BEGIN

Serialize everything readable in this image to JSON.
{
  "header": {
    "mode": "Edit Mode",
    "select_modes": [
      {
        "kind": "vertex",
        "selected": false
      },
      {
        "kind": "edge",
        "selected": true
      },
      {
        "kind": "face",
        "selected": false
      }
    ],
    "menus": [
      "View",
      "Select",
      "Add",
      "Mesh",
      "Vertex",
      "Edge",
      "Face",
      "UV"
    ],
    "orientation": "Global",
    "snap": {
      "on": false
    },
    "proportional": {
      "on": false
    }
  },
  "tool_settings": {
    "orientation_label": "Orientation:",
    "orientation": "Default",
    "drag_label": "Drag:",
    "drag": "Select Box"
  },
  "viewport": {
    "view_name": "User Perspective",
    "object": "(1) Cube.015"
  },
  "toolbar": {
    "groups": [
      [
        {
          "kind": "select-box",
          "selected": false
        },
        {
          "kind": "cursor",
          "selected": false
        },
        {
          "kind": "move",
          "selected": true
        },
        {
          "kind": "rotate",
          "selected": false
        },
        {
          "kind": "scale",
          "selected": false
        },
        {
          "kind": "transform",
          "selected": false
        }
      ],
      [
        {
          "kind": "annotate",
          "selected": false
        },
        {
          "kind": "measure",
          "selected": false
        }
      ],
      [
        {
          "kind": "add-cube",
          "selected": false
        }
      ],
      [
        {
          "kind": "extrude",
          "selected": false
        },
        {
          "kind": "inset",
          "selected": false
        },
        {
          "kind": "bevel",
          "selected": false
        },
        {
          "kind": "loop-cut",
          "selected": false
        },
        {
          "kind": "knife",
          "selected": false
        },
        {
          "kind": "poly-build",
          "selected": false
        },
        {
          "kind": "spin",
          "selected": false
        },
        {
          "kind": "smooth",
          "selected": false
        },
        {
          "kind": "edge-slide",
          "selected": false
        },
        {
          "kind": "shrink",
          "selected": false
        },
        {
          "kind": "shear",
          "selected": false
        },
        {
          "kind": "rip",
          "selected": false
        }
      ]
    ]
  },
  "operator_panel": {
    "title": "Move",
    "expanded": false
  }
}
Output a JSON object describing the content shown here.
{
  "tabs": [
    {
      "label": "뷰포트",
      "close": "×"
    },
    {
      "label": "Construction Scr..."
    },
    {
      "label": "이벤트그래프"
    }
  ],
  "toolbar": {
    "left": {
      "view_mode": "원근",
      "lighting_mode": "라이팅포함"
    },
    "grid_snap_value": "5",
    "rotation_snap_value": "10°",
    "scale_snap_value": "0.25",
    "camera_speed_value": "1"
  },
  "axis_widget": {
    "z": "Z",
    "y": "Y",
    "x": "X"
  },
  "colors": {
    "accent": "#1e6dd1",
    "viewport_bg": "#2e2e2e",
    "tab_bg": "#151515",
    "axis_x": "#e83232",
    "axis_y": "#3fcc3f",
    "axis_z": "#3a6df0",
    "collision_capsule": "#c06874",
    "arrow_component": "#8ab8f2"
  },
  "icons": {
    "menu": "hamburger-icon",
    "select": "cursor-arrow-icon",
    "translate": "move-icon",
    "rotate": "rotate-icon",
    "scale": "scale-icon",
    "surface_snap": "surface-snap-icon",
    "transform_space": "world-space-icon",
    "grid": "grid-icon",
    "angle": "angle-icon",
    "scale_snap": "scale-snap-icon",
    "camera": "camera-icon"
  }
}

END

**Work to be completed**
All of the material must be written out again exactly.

**Result of the task**
Serialize everything readable in this image to JSON.
{
  "header": {
    "mode": "Edit Mode",
    "select_modes": [
      {
        "kind": "vertex",
        "selected": false
      },
      {
        "kind": "edge",
        "selected": true
      },
      {
        "kind": "face",
        "selected": false
      }
    ],
    "menus": [
      "View",
      "Select",
      "Add",
      "Mesh",
      "Vertex",
      "Edge",
      "Face",
      "UV"
    ],
    "orientation": "Global",
    "snap": {
      "on": false
    },
    "proportional": {
      "on": false
    }
  },
  "tool_settings": {
    "orientation_label": "Orientation:",
    "orientation": "Default",
    "drag_label": "Drag:",
    "drag": "Select Box"
  },
  "viewport": {
    "view_name": "User Perspective",
    "object": "(1) Cube.015"
  },
  "toolbar": {
    "groups": [
      [
        {
          "kind": "select-box",
          "selected": false
        },
        {
          "kind": "cursor",
          "selected": false
        },
        {
          "kind": "move",
          "selected": true
        },
        {
          "kind": "rotate",
          "selected": false
        },
        {
          "kind": "scale",
          "selected": false
        },
        {
          "kind": "transform",
          "selected": false
        }
      ],
      [
        {
          "kind": "annotate",
          "selected": false
        },
        {
          "kind": "measure",
          "selected": false
        }
      ],
      [
        {
          "kind": "add-cube",
          "selected": false
        }
      ],
      [
        {
          "kind": "extrude",
          "selected": false
        },
        {
          "kind": "inset",
          "selected": false
        },
        {
          "kind": "bevel",
          "selected": false
        },
        {
          "kind": "loop-cut",
          "selected": false
        },
        {
          "kind": "knife",
          "selected": false
        },
        {
          "kind": "poly-build",
          "selected": false
        },
        {
          "kind": "spin",
          "selected": false
        },
        {
          "kind": "smooth",
          "selected": false
        },
        {
          "kind": "edge-slide",
          "selected": false
        },
        {
          "kind": "shrink",
          "selected": false
        },
        {
          "kind": "shear",
          "selected": false
        },
        {
          "kind": "rip",
          "selected": false
        }
      ]
    ]
  },
  "operator_panel": {
    "title": "Move",
    "expanded": false
  }
}
Output a JSON object describing the content shown here.
{
  "tabs": [
    {
      "label": "뷰포트",
      "close": "×"
    },
    {
      "label": "Construction Scr..."
    },
    {
      "label": "이벤트그래프"
    }
  ],
  "toolbar": {
    "left": {
      "view_mode": "원근",
      "lighting_mode": "라이팅포함"
    },
    "grid_snap_value": "5",
    "rotation_snap_value": "10°",
    "scale_snap_value": "0.25",
    "camera_speed_value": "1"
  },
  "axis_widget": {
    "z": "Z",
    "y": "Y",
    "x": "X"
  },
  "colors": {
    "accent": "#1e6dd1",
    "viewport_bg": "#2e2e2e",
    "tab_bg": "#151515",
    "axis_x": "#e83232",
    "axis_y": "#3fcc3f",
    "axis_z": "#3a6df0",
    "collision_capsule": "#c06874",
    "arrow_component": "#8ab8f2"
  },
  "icons": {
    "menu": "hamburger-icon",
    "select": "cursor-arrow-icon",
    "translate": "move-icon",
    "rotate": "rotate-icon",
    "scale": "scale-icon",
    "surface_snap": "surface-snap-icon",
    "transform_space": "world-space-icon",
    "grid": "grid-icon",
    "angle": "angle-icon",
    "scale_snap": "scale-snap-icon",
    "camera": "camera-icon"
  }
}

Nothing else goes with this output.